Tuesday, March 8, 2011

Flower Pot Makeover

I've been wanting to grow some fresh herbs in my kitchen and needed a way to spruce up my plain pots. I started with some pots from Home Depot (about $2 each) and some extra fabric I had from some pillows I made.First, wrap the fabric around the pot to make sure you have a long enough piece. Then cut it a couple inches longer than the pot.Mod Podge a small area of the pot and start in the center of the fabric pressing it onto the pot.Work your way around the pot in small sections. Since the pot isn't a perfect cylinder, the fabric won't stay perpendicular to the pot, so that's why you have to make sure and start in the middle of the fabric.Once both sides of fabric meet, trim the ends and Mod Podge one side down to the pot.
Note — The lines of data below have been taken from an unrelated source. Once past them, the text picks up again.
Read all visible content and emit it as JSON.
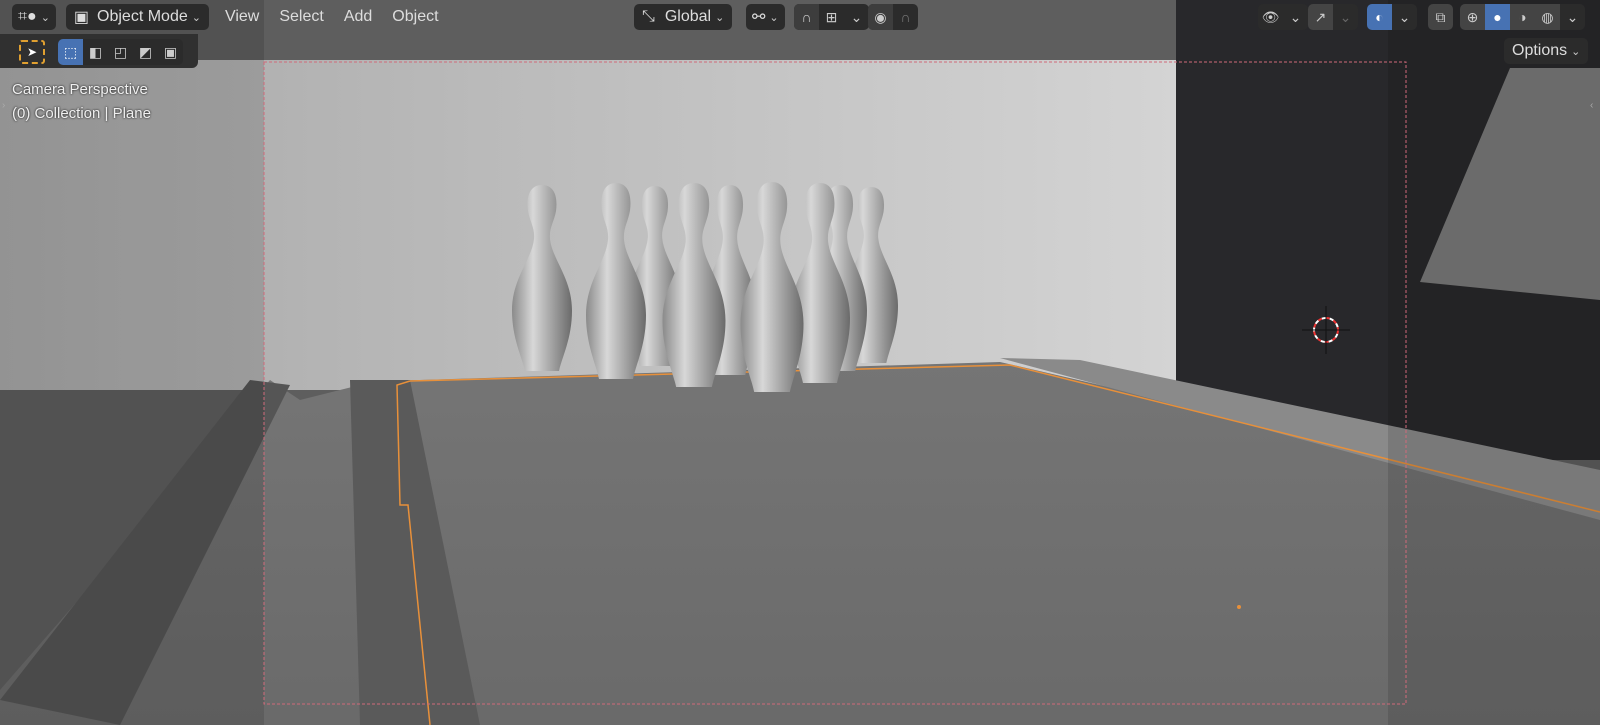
{
  "header": {
    "editor_type_icon": "viewport-editor-icon",
    "mode_label": "Object Mode",
    "menus": [
      "View",
      "Select",
      "Add",
      "Object"
    ],
    "transform_orientation": "Global",
    "options_label": "Options"
  },
  "viewport": {
    "view_name": "Camera Perspective",
    "collection_info": "(0) Collection | Plane"
  },
  "colors": {
    "accent": "#4772b3",
    "selection": "#e8903a",
    "frame": "#d06a7a"
  }
}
Then, fold the other side over (so there isn't an unfinished edge showing) and glue that side down as well.Trim the fabric around the bottom of the pot and make cuts every inch or so so that you can fold over the bottom.Repeat that process for the top of the pot.To finish it off, Mod Podge over the entire fabric to secure everything and create a smooth finish.This is a super easy project that you can customize to match your decor!

Monday, March 7, 2011

Cake Decorating Tips

I recently took a cake decorating class and I thought I would share a few tips that I learned that are really simple, but make your cakes look really good.  For these specific tips, they apply best to a round cake.

Frosting the Cake
I never used to do this until I took my cake decorating class, but you should level the tops of both layers of your cake.  Once the layers have cooled, I do this by take a knife and cutting off the doom so the top of each layer is flat.  This makes decorating a lot easier.

When frosting the cake, do one very thin layer of icing.  This is called the crumb layer.  Put it is the refrigerator for an hour and then apply a second thicker layer.  The crumb layer keeps the crumbs in place so when you add the second layer of frosting, it will look a lot smoother.

Decorating the Cake
I recommend getting a simple cake decorating kit with a few different icing tips and icing bags.  I bought mine at the local craft store.  Experiment with the different tips to see what designs you can come up with.  A lot of the kits will come with instructions on how to use the tips as well.

This is a cake I made just experimenting with the different icing tips.

When it comes to icing, consistency is the key.  For borders and flowers, you need stiffer icing.  If your designs/borders aren't holding its shape, just add some more powdered sugar until it is to a stiffer consistency.  For writing and lines you need thinner icing.  You can make it thinner by adding a little bit of water or milk.

One of the tricks we were taught was to use cookie cutters to make imprints on your cake.  Then fill the shape in using your icing bag and different tips.  You can use cookie cutters to create all kinds of scenes on your cakes.  It is really easy and turns out looking really cute.

I used cookie cutters to create the design on this cake.
Second easy trick we learned was using piping gel to put pictures on your cake.  Piping gel is a clear gel you can buy in the cake decorating aisle.  It comes in a little tub.  Pick out a simple image you would like on your cake, like something from a coloring book with distinct lines.  Place some parchment paper on top of the picture and trace the picture with a small paintbrush using the piping gel.  (I would only use a brand new paintbrush, just saying...)  Once you have traced the picture with the piping gel, flip the paper over on top of your cake and press lightly.  Peel the paper off and the piping gel leaves a clear outline of the picture.  Use your icing bags and tips to fill the picture in.

I used piping gel to transfer this image on to my cake.
Those are just a few tips I learned in my class.  If any of you have tips for cake decorating, I would love to hear them!

Sunday, March 6, 2011

Star Crayons

On a snowy afternoon, we made star crayons. They're easy, fun, cheep (free if you have old crayons to use!) and provide hours of entertainment!

Start by peeling the paper off all your old used crayons, sort them out and stick them in a muffin tin (shaped silicone pans are super fun for this project, but you can use your regular old tins too)

bake them at 200F for about an hour, until all the crayons are melted. Turn the oven off, but keep your crayons in there until they cool and become solid. (Once solid you can take them out of the oven but don't pop them out of the muffin tin until cooled....don't even think about it! Even though I know you're anxious & excited) Once completely cool, they'll pop right out of the muffin tin and it's time to color! yay!